Micah was a contemporary of Isaiah and Hosea and served as a prophet between 750 and 686 BC. In addition to prophesying the fall of both Samaria (the Northern Kingdom) and Jerusalem (the Southern Kingdom) in chapter 1, Micah was allowed to foretell the birth of the Messiah in chapter 5.
A straightforward reading of Micah 5:2-5 would indicate that because of His promise to send a ruler to Israel, God would leave the Jewish people alone for a period of time ending when she who was in labor gave birth to Him. His birth would bring the divided kingdom back together and they would live securely. His greatness would spread through out the world, and He would be their peace.
If you read last week’s feature article you’ll see this is as another case of a prophecy’s fulfillment being open ended based on Israel’s response to the Messiah’s coming. They did experience a 400 year long time of silence between the Old and New Testaments. She who was in labor did give birth to the ruler God had promised and His greatness has spread through out the world.
But since those to whom He was sent rejected Him, the kingdom was not reunited, He did not become Israel’s shepherd, they have not lived securely, and peace has eluded the world. Instead Israel was well and truly abandoned, disappearing from among the nations of Earth for 19 centuries, and the prophecy remains unfulfilled. In addition, the promises of this and other prophecies would hence forth be hidden from their eyes (Luke 19:41-42).
Return To Me, And I Will Return To You
Ezekiel 38-39 tells of a battle scholars agree has not happened yet. According to Ezekiel 39:22 God will use it to open Israel’s eyes and from that day on they’ll know He is the Lord. This will bring them back into their Old Covenant relationship with Him. But once more they’ll be fooled. Thinking he’s their Messiah many will follow the anti-Christ and there will be terrible times for Israel and the world.
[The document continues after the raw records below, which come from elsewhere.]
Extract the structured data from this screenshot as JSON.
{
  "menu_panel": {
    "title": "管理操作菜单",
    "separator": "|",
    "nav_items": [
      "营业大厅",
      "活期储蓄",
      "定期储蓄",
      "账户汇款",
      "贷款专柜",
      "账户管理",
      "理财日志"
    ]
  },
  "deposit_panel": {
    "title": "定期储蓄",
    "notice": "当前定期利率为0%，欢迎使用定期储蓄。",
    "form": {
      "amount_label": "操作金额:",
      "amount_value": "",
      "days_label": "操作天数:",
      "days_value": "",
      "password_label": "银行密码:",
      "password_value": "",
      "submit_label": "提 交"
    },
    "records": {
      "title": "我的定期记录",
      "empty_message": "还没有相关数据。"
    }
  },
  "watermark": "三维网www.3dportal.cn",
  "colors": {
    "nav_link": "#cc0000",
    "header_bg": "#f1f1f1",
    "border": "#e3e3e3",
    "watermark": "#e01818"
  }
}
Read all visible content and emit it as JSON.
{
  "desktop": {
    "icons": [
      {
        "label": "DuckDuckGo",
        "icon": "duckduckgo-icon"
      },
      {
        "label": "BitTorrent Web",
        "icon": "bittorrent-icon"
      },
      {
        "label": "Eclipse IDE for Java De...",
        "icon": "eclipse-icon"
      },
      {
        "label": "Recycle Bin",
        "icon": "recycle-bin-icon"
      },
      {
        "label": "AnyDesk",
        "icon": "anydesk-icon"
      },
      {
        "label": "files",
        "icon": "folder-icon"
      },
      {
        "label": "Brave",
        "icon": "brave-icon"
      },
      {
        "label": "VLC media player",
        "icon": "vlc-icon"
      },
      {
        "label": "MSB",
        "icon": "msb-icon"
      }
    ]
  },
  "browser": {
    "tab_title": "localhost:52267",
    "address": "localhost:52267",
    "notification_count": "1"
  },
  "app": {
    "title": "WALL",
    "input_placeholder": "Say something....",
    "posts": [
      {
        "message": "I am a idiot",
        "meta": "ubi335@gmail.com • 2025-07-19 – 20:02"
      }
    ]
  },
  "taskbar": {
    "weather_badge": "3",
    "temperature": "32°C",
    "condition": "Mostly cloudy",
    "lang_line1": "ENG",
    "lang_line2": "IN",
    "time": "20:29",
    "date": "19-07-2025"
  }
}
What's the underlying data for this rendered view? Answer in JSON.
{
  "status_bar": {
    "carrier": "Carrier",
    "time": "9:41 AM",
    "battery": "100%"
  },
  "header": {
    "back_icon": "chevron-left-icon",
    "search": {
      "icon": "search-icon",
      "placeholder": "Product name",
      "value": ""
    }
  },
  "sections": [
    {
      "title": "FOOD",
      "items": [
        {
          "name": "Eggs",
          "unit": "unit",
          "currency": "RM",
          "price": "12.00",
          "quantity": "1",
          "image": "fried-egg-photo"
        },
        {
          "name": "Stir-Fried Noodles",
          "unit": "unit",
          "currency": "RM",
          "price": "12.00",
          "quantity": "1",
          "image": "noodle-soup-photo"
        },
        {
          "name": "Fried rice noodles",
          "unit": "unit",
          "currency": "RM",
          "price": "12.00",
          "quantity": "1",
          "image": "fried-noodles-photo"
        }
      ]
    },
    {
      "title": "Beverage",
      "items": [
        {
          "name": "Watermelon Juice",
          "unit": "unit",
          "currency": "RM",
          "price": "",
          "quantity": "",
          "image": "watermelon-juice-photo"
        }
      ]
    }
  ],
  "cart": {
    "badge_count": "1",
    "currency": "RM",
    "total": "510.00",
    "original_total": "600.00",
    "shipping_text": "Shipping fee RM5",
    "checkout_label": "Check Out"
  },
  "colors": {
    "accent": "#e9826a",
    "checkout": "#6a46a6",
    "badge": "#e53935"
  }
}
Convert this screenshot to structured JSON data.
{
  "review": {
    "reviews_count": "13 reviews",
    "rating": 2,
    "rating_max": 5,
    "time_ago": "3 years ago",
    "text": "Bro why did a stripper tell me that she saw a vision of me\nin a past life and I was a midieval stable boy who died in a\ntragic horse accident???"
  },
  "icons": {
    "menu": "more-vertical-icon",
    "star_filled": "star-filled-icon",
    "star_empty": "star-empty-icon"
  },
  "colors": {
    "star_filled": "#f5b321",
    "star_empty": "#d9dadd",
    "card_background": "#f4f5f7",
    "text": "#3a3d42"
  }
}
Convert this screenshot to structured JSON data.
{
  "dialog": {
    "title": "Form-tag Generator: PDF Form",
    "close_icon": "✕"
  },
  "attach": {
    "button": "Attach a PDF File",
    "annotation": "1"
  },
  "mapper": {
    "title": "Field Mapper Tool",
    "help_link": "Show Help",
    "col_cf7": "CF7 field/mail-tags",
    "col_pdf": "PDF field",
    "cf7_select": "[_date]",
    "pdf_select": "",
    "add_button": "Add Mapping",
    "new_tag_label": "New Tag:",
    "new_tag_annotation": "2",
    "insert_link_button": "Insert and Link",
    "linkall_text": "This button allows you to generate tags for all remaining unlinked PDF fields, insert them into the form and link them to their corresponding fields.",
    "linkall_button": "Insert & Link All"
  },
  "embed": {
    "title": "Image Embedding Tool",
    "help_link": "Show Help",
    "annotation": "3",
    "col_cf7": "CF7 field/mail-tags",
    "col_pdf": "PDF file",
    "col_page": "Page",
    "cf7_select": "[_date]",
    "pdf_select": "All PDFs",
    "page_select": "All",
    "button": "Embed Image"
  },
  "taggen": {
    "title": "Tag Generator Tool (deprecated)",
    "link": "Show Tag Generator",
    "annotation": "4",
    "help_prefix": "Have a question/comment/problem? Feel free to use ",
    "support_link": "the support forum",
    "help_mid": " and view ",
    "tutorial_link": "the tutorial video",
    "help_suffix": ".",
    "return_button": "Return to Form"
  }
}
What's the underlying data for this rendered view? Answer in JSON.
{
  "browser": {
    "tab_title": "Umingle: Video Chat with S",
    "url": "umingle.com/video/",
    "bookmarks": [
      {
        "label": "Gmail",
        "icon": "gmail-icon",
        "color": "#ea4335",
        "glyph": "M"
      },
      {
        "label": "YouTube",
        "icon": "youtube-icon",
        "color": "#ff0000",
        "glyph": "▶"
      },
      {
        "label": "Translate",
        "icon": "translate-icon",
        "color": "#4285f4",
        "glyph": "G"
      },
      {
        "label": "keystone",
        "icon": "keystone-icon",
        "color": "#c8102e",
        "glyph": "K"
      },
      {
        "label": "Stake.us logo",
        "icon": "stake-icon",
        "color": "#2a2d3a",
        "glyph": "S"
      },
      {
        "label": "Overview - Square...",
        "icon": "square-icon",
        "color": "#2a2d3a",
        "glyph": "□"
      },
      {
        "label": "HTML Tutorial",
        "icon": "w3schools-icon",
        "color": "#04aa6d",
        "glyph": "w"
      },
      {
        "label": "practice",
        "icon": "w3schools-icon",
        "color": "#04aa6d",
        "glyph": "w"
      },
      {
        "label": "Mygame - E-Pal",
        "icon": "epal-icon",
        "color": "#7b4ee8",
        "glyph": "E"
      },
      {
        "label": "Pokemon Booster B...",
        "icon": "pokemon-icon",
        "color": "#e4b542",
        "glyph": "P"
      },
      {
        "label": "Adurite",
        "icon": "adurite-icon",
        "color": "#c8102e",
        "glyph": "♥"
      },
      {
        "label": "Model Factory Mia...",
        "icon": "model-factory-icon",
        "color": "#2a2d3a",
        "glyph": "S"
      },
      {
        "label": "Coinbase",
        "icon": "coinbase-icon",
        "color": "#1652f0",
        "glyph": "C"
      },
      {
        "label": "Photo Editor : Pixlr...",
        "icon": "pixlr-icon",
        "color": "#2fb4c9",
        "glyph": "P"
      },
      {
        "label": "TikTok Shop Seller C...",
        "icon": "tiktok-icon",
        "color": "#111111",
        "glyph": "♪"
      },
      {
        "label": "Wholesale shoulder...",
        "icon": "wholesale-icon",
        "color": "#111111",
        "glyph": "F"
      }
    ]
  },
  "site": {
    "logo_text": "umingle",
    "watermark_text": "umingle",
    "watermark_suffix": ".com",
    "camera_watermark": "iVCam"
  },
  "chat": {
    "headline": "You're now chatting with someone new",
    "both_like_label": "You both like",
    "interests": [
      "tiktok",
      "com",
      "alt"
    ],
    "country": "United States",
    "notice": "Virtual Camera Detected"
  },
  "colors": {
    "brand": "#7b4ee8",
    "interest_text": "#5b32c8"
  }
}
Jesus called this time the Great Tribulation, unequaled from the beginning of the world and never to be equaled again (Matt. 24:21).
But according to Lamentations 3:22-23 the Lord’s mercies are new every morning, and He promised Israel that when they seek Him with all their heart they’ll find Him (Jeremiah 29:13). Toward the end of the Great Tribulation the time will come when they will seek Him, and as He promised they’ll find Him.
“And I will pour out on the house of David and the inhabitants of Jerusalem a spirit of grace and supplication. They will look on me, the one they have pierced, and they will mourn for him as one mourns for an only child, and grieve bitterly for him as one grieves for a firstborn son” (Zechariah 12:10)
The Spirit God, promised in Ezekiel 39:29, will be poured out on the people, their eyes will be opened and their hearts will be softened, and they’ll finally recognize the One who has been their Messiah all along.
All Is Forgiven
On the day of the Lord’s crucifixion, Pilate tried and failed to convince the crowds of His innocence. Finally in frustration he symbolically washed his hands indicating he was done trying.
“I am innocent of this man’s blood,” he said. “It is your responsibility.”
All the people answered, “Let His blood be on us and on our children” (Matt. 27:24-25).
And so it has been for nearly 2,000 years. But on the day their eyes are opened they will realize the enormity of their of their sin. They will grieve bitterly and seek His forgiveness. And what will the Lord’s response to this be?
Their blood guilt, which I have not pardoned, I will pardon (Joel 3:21).
Finally the balance of Micah 5:2-5 will be fulfilled.
He will stand and shepherd his flock in the strength of the Lord, in the majesty of the name of the Lord his God. And they will live securely, for then his greatness will reach to the ends of the earth. And he will be their peace. You can almost hear the footsteps of the Messiah 12-01-12